But He has the power to take all of that away.

And He didn’t just come for anglo-saxon protestant people, either. He didn’t just come to earth for people born into certain families or for people from certain backgrounds or for those who adhere to specific political parties. He came to die for all of us.

To God, all people matter.

Born-again Christians sometimes misrepresent Him. They fail to give the Gospel the way the Bible tells it. They fail to walk the walk that matches Christ’s teaching. I know I do. I know I fail God all the time.

But I believe God can work through my imperfections. He’s done it before.

So if you’re reading this tonight, taking a break from the festivities to read a blog post or two before midnight, perhaps wondering what all the fuss is about, I’ll tell you.

The fuss is about hope. Hope in the form of God become man. Hope in the form of God as a tiny child. Hope in the form of a man who would die to give us the greatest gift of all: redemption and eternal life.

Truly He taught us to love one another;
His law is love and His gospel is peace.
Chains shall He break for the slave is our brother;
And in His name all oppression shall cease.
Sweet hymns of joy in grateful chorus raise we,
Let all within us praise His holy name.

Christ is the Lord!
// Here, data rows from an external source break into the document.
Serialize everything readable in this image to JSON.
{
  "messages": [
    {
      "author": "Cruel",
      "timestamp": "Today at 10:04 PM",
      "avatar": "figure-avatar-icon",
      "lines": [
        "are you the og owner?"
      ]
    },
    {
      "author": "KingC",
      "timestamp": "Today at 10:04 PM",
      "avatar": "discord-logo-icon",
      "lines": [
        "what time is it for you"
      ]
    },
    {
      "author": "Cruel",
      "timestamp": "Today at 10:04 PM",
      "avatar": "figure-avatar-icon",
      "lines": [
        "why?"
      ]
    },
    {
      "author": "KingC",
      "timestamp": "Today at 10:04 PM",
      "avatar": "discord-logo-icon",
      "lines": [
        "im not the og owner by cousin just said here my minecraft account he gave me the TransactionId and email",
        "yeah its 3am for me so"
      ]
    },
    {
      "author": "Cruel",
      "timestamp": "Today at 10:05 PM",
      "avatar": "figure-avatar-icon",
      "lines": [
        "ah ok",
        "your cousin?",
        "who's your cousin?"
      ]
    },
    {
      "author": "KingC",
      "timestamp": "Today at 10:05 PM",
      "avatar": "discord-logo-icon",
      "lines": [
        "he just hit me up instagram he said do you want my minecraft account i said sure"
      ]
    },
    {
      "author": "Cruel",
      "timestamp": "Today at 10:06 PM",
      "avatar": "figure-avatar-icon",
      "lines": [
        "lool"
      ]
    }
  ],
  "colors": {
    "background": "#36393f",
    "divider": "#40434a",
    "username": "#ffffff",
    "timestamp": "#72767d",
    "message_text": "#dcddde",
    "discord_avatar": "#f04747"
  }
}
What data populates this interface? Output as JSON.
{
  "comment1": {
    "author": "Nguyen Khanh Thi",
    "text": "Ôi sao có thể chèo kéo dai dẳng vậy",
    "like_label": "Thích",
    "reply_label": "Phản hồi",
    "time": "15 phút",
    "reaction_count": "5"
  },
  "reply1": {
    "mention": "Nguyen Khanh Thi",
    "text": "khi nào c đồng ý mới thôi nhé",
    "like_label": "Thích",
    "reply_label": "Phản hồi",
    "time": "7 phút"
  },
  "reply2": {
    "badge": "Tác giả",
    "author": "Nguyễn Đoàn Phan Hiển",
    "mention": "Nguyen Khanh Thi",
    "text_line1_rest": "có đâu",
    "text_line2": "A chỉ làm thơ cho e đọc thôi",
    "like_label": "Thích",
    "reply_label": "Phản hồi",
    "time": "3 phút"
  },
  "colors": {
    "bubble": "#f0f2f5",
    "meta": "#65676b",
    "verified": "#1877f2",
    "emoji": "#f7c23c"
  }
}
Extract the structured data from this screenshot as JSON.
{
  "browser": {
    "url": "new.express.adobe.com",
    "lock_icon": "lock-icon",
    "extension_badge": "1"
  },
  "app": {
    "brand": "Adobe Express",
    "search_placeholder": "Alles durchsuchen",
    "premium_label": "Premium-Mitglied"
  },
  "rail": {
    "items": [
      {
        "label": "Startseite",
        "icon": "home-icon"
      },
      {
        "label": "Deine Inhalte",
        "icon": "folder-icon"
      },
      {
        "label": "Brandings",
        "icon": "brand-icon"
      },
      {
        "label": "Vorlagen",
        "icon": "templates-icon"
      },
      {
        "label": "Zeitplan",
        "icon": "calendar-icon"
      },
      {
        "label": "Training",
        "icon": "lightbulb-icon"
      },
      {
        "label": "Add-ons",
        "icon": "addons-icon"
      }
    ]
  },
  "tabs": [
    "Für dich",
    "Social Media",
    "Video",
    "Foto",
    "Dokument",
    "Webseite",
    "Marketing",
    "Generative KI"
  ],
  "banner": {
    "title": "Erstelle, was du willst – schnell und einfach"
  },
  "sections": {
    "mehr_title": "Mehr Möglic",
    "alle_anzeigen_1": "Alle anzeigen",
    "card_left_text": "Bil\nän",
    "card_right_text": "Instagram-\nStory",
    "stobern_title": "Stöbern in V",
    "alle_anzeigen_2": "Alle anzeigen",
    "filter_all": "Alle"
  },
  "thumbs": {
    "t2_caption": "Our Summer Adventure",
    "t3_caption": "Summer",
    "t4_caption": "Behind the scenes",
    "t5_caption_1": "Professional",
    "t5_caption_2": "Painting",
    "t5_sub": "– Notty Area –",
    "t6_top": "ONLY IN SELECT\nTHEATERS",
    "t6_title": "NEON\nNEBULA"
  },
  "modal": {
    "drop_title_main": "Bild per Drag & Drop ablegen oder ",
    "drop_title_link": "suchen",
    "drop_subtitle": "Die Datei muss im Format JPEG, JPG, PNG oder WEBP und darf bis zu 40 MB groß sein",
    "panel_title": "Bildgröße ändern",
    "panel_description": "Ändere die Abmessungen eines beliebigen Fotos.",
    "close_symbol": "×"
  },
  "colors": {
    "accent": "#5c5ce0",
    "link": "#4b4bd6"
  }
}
O praise His Name forever,
His power and glory evermore proclaim.
O night divine, O night, O night divine.